Source unknown - probably 1975
The village is pleasantly situated away from any main roads and has escaped the worst effects of over -building and development. Only along the south side of the road to Cardington is there any feeling of suburbia, and this is well countered by the robust and well spaced Bedford Estate housing opposite.
The church of All Saints suffers from the loss of its gravestones to the south and east, sacrificed as is becoming all too disastrously popular for ease of mowing. The churchyard as a nature reserve with a mown strip along paths is not yet generally considered seemly, and a "short back and sides"finish is preferred. As at Cople the church loses its aspect of historical continuity as a result, to say nothing of the artistic loss.
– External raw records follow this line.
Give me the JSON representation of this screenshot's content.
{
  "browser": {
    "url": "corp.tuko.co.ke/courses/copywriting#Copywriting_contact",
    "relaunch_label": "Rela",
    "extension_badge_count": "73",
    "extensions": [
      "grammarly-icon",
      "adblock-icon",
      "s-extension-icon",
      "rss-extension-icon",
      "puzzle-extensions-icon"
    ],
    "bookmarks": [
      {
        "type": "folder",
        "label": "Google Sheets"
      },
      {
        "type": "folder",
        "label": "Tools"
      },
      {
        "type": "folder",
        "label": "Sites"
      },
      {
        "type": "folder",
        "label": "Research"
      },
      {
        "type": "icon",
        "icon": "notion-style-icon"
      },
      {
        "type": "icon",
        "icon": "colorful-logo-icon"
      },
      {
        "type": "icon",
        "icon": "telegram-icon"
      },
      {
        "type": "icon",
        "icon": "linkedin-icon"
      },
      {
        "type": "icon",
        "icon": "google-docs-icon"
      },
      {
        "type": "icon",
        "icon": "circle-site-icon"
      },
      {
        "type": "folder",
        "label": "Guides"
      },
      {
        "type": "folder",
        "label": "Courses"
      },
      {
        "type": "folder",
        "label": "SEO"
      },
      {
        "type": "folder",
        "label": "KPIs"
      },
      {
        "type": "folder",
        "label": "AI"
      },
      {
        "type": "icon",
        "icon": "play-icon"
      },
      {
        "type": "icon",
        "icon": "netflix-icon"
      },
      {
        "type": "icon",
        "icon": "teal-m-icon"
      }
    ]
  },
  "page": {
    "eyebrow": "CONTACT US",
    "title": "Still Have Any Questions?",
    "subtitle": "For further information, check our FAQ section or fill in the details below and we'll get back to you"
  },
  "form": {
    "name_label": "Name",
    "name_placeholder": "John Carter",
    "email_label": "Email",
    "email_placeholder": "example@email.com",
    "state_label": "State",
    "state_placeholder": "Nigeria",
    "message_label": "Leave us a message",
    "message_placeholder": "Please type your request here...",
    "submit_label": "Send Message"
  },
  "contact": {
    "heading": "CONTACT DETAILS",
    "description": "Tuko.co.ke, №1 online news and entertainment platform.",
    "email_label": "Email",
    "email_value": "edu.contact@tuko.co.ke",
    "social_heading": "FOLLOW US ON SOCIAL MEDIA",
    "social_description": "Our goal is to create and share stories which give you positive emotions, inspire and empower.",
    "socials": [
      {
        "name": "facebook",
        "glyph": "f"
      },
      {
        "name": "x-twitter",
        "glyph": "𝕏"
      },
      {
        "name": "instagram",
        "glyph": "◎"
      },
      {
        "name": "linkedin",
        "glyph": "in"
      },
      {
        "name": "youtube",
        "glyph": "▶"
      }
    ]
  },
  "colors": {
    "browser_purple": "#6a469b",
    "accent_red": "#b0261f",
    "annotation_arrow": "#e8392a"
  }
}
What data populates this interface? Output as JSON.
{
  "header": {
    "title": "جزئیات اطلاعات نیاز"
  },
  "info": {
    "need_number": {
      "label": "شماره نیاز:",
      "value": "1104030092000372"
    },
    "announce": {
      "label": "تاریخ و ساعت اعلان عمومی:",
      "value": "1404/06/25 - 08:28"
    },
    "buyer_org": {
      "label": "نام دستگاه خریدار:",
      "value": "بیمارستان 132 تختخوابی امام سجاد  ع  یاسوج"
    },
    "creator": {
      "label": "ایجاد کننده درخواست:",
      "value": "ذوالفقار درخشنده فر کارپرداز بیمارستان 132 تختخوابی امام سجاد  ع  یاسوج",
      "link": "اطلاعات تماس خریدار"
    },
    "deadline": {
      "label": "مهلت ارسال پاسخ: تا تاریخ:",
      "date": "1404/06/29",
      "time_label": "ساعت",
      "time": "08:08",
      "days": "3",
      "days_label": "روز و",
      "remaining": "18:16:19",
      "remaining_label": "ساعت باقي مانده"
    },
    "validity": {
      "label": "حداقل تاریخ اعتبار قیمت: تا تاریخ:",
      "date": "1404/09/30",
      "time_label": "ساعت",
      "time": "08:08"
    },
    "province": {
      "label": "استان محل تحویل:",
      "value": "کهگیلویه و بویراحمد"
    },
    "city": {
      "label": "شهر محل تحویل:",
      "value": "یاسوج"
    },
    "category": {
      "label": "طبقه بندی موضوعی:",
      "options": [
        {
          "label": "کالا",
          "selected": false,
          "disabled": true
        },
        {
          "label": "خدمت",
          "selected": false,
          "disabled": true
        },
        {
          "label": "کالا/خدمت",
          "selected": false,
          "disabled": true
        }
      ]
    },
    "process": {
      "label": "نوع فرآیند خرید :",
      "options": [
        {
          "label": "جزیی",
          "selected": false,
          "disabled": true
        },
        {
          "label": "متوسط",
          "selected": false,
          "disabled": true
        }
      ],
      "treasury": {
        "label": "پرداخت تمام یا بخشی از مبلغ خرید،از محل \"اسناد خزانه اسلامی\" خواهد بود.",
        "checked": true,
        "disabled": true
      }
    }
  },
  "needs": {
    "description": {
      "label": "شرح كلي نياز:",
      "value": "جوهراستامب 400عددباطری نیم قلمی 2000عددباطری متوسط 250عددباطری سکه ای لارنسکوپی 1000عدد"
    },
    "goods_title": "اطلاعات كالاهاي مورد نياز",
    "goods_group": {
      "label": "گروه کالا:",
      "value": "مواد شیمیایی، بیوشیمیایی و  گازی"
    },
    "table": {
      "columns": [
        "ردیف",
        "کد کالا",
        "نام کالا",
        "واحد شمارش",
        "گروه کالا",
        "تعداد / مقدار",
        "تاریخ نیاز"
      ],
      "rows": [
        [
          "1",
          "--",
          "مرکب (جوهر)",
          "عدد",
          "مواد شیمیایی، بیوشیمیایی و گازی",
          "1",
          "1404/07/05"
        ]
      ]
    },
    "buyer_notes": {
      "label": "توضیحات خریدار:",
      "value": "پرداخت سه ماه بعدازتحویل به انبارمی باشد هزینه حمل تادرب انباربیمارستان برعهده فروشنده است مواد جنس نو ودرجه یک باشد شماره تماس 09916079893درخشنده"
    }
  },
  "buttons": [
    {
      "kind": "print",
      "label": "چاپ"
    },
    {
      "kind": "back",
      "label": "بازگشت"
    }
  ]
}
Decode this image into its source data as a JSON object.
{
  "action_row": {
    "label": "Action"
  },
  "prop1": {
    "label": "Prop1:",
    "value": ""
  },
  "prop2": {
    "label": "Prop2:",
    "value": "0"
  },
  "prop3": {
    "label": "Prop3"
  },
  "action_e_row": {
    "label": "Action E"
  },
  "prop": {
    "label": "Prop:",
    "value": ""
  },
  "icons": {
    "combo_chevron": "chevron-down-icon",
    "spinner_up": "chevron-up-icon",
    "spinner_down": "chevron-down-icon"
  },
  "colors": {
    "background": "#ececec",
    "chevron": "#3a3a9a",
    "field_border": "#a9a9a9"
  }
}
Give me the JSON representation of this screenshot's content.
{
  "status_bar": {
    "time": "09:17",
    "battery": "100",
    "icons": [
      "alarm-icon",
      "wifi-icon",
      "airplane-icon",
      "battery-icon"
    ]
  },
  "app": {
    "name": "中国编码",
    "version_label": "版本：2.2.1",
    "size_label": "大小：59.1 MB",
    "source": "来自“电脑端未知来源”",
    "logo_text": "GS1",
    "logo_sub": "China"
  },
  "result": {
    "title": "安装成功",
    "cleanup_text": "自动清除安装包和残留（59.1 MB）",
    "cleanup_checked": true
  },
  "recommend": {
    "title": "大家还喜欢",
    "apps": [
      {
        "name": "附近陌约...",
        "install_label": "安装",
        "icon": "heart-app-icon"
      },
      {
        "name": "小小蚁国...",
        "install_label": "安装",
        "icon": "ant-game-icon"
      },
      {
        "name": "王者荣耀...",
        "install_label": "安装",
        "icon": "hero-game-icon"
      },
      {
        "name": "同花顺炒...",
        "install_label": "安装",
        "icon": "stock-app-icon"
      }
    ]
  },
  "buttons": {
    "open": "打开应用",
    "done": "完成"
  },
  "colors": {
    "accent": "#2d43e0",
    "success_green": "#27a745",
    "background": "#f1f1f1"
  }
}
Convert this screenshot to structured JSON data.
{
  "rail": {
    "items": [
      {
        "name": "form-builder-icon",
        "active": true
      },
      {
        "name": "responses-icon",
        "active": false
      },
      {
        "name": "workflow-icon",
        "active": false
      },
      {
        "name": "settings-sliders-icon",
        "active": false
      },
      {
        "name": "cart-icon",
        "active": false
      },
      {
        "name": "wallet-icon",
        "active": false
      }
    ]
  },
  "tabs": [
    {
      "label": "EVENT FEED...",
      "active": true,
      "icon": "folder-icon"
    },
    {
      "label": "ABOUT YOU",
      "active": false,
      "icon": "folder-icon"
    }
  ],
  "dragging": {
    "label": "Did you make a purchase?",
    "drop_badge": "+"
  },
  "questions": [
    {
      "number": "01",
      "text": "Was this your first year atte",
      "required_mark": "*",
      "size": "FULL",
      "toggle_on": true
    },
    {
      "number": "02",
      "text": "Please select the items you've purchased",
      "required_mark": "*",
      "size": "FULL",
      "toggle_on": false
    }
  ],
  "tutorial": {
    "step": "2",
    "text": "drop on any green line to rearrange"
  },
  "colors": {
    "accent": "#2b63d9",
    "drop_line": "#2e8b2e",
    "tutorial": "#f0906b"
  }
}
All Saints is justly famous for its brasses of the Roland, Launceleyn, and Grey families, but is in itself a very attractive building of the later 15th and early 16th centuries. To the north stands the Bier House an unusual survival of 19th century funeral practices, the recipient recently of a preservation notice from the new Local Authority and certainly worthy of retention if only for rarity value.
An excellent meal and refreshment can be obtained at the Five Bells, a competent restoration and rehabilitation of a very important building in the village as it closes the view from the Cardington road, yet is set off-centre to disclose tantalizing views of open country beyond.